On Monday, the King County Council will pass a controversial $20 vehicle license fee, preventing drastic 17 percent cuts to Metro services that would've put an estimated 15,000 more vehicles on the road.

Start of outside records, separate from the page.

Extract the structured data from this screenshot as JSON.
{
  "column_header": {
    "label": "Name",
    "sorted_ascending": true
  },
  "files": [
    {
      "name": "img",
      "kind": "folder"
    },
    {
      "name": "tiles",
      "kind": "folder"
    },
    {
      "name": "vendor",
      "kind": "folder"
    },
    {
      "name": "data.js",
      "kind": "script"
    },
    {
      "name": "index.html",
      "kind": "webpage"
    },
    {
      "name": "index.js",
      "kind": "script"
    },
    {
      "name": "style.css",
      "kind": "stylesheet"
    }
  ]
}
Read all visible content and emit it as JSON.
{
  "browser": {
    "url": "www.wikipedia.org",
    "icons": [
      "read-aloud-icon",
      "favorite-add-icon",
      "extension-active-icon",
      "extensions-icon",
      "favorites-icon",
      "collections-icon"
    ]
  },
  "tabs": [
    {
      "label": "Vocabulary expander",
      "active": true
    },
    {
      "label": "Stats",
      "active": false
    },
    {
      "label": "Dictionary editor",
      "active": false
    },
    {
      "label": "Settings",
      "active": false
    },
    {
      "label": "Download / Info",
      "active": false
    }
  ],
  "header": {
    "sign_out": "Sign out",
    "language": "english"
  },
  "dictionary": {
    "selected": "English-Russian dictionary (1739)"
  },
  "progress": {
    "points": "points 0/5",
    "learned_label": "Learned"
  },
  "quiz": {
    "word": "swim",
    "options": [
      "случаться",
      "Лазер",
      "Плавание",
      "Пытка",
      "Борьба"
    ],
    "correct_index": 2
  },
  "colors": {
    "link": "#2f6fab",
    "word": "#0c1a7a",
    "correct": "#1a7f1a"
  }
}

But the council votes needed to pass the fee didn't come without a package of amendments, including one serious concession from Seattle—the five-part plan unveiled at a press conference this morning calls for an end to Seattle's downtown ride free area in October, 2012.
"The city of Seattle pays $400,000 a year to support free rides—only 18 percent of the $2.2 million it costs Metro each year to operate the free ride area," explained King County Executive Dow Constantine. "This isn’t something we take lightly but it can no longer be sustained." Roughly 9,000 free trips are taken through Seattle's downtown core each day.
By taking action itself, the KC Countil has prevented sending the measure to voters, and risked them voting it down.
- KC Council member Jane Hague, pleased as punch.
Seattle City Council member Tom Rasmussen, head of the council's transportation committee, said that the council would "work for the next year [to find a way] to keep the benefits and advantages" of the free ride zone but admitted that $400,000 wouldn't buy the city much in the way of service. The elimination of the free ride zone also means that all buses will revert to a pay as you enter format, which will eliminate delinquent fares.
The council's proposal now also includes a plan to provide eight bus tickets (worth up to $24) for each car tab renewal. “We know people who give the bus a try are inclined to ride the bus again," said Constantine. If families don’t want the tickets, they can check a box to donate them to a pool of 150 human service agencies who distribute tickets.
In addition, Metro will also either increase the current number of discount tickets they offer human service groups (or discount tickets to these groups even further).
Other amendments include adding Dial-a-Ride Transit services, vanpools, and vanshares, to sparsely populated communities to make transit more efficient, as well as adding more buses to heavily used routes, such as those that travel along the 520 bridge and on Aurora Avenue.
"Cuts to metro would’ve taken us back to 1996 service levels," said Larry Phillips, chair of the KC transportation committee. "There was controversy in raising the $20 [car tab fee] but the tremendous hurt, the harm done to the community in cutting services… would’ve been unacceptable. Twenty dollars is affordable, transit cuts are not."